After three dry years, all of us are hoping for some reprieve this winter. But the tough reality is, we must be prepared for this historic drought to continue.
Substantial and immediate conservation now and in the coming months will help lessen the potential severity of another year of little or no allocation from the Central Valley Project (CVP). The CVP is a system of dams and canals that moves surface water from the Sacramento Valley to other parts of the state.
San Benito County accesses CVP water that is stored at San Luis Reservoir in Merced County. The San Benito County Water District pumps this water through Pacheco Pass in a pressurized pipe. This system is called the San Felipe Project. The San Felipe Project delivers imported CVP water to irrigation, municipal and industrial customers throughout northern San Benito County. Because of the drought, we received no water from this system last year.
Everyone in the Hollister-San Juan groundwater basin benefits from the imported water because the purchased water helps balance the overall water needs in the basin, is superior in quality to groundwater pumped from local aquifers, is more conducive to crop growth and vastly improves our drinking water quality.
Early drought planning and conservation is working to help stretch our local water supply. Earlier this year, Californians were slow to respond to drought warnings. In fact, their usage went up last spring. Californians emerged from the driest January, February and March on record with the biggest jump in water use since the drought began: a nearly 19% increase in March compared to two years earlier.
But many Californians have stepped up since then. In October, statewide urban water use dropped 12.6% compared to October 2020.

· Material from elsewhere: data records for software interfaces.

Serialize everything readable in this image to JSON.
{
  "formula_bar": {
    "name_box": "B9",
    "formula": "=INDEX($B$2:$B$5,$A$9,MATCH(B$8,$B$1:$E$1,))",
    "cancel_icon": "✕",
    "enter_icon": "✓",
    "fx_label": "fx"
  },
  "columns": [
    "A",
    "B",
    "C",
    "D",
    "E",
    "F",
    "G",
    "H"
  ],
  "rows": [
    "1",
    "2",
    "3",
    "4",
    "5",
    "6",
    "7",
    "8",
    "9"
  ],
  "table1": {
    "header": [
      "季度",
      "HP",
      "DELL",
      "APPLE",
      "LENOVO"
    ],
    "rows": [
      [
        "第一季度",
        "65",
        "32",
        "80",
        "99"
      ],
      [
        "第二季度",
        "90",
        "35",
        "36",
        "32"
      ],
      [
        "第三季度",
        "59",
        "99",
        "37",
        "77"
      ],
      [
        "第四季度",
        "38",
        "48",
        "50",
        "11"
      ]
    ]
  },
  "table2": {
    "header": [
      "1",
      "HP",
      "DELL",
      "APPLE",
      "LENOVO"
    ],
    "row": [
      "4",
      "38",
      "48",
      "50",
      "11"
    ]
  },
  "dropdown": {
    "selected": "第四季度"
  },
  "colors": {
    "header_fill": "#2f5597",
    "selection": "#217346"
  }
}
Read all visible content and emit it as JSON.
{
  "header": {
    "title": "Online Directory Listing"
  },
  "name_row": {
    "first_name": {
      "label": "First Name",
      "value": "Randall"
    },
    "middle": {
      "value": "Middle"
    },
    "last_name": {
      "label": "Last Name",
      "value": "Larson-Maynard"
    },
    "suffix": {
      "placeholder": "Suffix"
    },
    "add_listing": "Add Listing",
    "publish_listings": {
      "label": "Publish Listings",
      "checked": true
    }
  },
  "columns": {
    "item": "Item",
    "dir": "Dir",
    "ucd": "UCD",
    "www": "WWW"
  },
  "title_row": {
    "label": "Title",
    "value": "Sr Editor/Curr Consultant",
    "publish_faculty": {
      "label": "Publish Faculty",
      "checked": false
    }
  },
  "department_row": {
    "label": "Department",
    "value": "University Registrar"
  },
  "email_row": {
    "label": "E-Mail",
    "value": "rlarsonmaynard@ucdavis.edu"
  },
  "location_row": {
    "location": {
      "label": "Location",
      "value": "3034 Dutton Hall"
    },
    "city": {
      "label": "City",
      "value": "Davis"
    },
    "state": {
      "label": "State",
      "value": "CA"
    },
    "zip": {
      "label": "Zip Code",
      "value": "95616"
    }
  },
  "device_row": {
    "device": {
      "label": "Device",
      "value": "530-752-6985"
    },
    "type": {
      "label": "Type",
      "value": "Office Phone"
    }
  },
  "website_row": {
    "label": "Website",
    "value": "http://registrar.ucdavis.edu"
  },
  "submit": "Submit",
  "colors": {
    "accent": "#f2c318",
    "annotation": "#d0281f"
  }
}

Year to date locally, total water usage in October was 5% lower than in 2020 and 2021 and 12% lower than in 2013 despite the growth since then.
Still, the cumulative savings (only 5 % compared to 2020) fall far short of Gov. Gavin Newsom’s request for a 15% cut.
Water conservation is a way of life. For many Californians, it already is. The state’s residents have streamlined their water use and reduced waste for decades.
Here in the Hollister-San Juan Bautista urban areas, water usage in gallons per capita per day (gpcd) remains low at 89 gpcd which is equal to what was achieved during the 2014-2017 drought. Gpcd usage has reduced 13.9% from 2020 and 7.4% from 2021. It is down 29% from 2013 and 36% from 2007, which was the highest gpcd usage year.
That is a good indication that adjustments can be made as things get drier and the population increases.
To make sure you are using water efficiently, call the Water Resources Association San Benito County (WRASBC). They can do a FREE leak check and irrigation system assessment. They also have rebates available to assist water customers be more water efficient. They recently received new funds to continue their Turf Removal Program.
Installing a water efficient garden can really assist our community in reducing our water demand. Over 50% of residential water use is dedicated to landscapes.
Stage II Water Conservation Regulations have been in effect since last May and will remain in effect for the foreseeable future. You can go to the website referenced below to view the regulations.
The WRASBC can be reached at 831.637.4378 or visit their website at: www.wrasbc.org
Shawn O. Novack is Water Conservation Programs Manager for the Water Resources Association of San Benito County, and the San Benito County Water District.